Wednesday, September 14th
12 hours after leaving New York City’s Bowery Ballroom, I still have that tune in my head “Without you”, and I feel the need to jump around and dance. This is what a Lucky Chops brass band concert will do to you. The get-up-and-go style and enthusiasm that this group of musicians put out on stage flows through you with every song, and stays with you for hours and hours afterwards. So it only took just a few toots of the horn before the crowd was in-sync with the band’s jumping, dancing and limitless excitement.
You might have seen these guys playing in the New York subways or on social media somewhere, but what you might not know is who they are. So you got the colorful Leo P on baritone saxophone, the fast moving Josh Holcomb on trombone, the astoundingly soulful Daro Behroozi on tenor saxophone, the exultant Joshua Gawal on trumpet, the always beaming Raphael Buyo on sousaphone and making his debut on drums—Charles Sam IV.
When we saw the stage cleared after the opening act– removing every wire, cord and ground cover, we knew that they were preparing to let loose on the stage with their signature dancing while playing and that’s exactly what took place! In most every song we had Leo’s fancy footwork, Josh’s fast-paced style of moving around as he performs— often times placing himself at the very edge of the stage tooting directly above the audience, Josh’s trombone slide jetting out far past the second row of the audience while leaning over the edge of the stage with condensation literally spitting out of his instrument right above our heads.

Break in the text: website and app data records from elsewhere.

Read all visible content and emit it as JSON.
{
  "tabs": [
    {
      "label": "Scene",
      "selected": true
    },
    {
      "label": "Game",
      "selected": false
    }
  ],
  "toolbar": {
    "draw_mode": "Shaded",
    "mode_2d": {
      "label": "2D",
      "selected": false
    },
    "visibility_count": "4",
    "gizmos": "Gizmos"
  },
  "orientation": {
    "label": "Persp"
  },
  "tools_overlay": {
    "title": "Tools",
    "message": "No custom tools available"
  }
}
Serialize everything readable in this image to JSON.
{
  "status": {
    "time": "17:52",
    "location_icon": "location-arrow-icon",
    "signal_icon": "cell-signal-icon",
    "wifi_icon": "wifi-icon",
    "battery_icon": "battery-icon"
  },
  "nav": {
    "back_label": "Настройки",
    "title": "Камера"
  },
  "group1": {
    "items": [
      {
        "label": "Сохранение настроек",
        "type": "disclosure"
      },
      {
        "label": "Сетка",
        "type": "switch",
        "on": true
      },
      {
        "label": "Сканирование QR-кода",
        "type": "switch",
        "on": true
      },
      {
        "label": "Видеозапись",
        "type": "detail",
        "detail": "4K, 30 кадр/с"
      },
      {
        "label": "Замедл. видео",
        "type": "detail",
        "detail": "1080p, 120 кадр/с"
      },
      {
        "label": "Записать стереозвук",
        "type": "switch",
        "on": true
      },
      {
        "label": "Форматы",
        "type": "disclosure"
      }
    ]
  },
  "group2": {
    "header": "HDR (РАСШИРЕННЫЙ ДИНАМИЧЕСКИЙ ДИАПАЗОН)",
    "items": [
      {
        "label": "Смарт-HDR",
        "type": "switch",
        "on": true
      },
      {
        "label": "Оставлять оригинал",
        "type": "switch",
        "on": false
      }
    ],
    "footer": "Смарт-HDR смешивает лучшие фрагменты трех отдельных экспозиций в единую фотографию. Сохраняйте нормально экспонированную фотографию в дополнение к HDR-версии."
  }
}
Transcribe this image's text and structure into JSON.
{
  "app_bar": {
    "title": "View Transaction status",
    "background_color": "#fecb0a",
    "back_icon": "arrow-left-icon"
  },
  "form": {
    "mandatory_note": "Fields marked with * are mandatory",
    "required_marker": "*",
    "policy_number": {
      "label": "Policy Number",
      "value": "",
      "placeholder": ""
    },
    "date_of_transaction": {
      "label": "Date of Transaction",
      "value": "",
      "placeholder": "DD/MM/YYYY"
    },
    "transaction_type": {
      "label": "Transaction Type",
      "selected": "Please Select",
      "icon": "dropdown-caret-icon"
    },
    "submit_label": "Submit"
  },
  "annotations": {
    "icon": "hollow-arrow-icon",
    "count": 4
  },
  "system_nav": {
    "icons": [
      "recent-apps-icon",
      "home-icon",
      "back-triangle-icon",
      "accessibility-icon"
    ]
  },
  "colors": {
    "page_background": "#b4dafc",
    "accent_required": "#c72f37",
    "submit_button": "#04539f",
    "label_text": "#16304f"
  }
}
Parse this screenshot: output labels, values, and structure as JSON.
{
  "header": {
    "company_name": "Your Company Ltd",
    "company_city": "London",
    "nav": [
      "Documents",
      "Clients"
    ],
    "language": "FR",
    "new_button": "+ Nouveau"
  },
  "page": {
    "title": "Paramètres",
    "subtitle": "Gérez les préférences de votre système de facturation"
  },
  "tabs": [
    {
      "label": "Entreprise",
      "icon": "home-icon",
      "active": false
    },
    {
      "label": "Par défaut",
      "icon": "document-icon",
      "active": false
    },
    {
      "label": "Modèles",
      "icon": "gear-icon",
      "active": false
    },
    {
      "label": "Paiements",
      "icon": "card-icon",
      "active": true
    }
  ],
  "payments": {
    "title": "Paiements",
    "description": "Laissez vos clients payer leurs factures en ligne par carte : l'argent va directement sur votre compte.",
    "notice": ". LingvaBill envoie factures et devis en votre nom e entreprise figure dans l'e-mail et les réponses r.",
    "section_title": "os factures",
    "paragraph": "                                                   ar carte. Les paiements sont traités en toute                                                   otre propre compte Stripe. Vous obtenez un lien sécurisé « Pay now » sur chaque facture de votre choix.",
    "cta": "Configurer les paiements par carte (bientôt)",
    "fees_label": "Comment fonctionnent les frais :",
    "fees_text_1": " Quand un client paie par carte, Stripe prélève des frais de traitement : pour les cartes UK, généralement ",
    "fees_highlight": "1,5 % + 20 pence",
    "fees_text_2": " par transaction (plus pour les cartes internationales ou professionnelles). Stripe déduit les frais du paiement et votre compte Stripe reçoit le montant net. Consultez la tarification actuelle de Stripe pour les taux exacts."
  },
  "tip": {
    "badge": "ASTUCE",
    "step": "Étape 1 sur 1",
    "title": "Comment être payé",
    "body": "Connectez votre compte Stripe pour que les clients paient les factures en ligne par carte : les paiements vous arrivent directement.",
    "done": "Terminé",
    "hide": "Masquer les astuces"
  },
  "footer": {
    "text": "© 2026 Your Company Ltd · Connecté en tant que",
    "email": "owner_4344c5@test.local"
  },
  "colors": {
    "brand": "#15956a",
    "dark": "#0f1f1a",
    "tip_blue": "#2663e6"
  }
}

What has been common or traditional for most brass brands really doesn’t apply to these guys! You can see this in the young faces in the crowd who are bouncing and dancing with jubilant exhilaration as if it they were in a dance club. You can also sense how they are reformulating the brass band standard by the variety of different music they incorporate into their shows –from originals like “Connie” to old standards “Stand by Me” and then fan favorites “Problem” and “Coco”. Such uniqueness, paired with their endless pursuit of playing everywhere from subways to street corners, spreading their energy has proved fruitful with their first sold out show at the legendary venue.
Throughout the evening each performer had an instrumental moment in the spotlight. Highlights included Leo P on baritone sax and Daro switching to a bass clarinet accompanied by Charles on the drums for an improvised piece they called “Junkyard”. Another definite highpoint was Buyo’s moment to shine during the brilliant track—“Buyo”.
As a treat to the band’s enormous social media following, Holcomb handed over his cell phone to a member of the audience and had him film a few songs as they were streamed live via Facebook. They’re still posted so you can see them, and you might also even see me in there somewhere! Just another way they are innovating and using the tools that have helped them spread their eagerness for boundless live music.
I have seen firsthand that the pleasure of a Lucky Chops concert is more than just experiencing great music. It is the feeling of liveliness that you carry forward, but not from just the soulful blast of the horns, but also from the smiles coming from under the sousaphone’s bell in Buyo’s face,
the impressive foot work of Leo P, and the dynamism of Josh as he leaps from each corner of the stage. They all give their very most in ensuring everyone is having an enjoyable and memorable time, one that easily and thankfully carries them through the days that follow.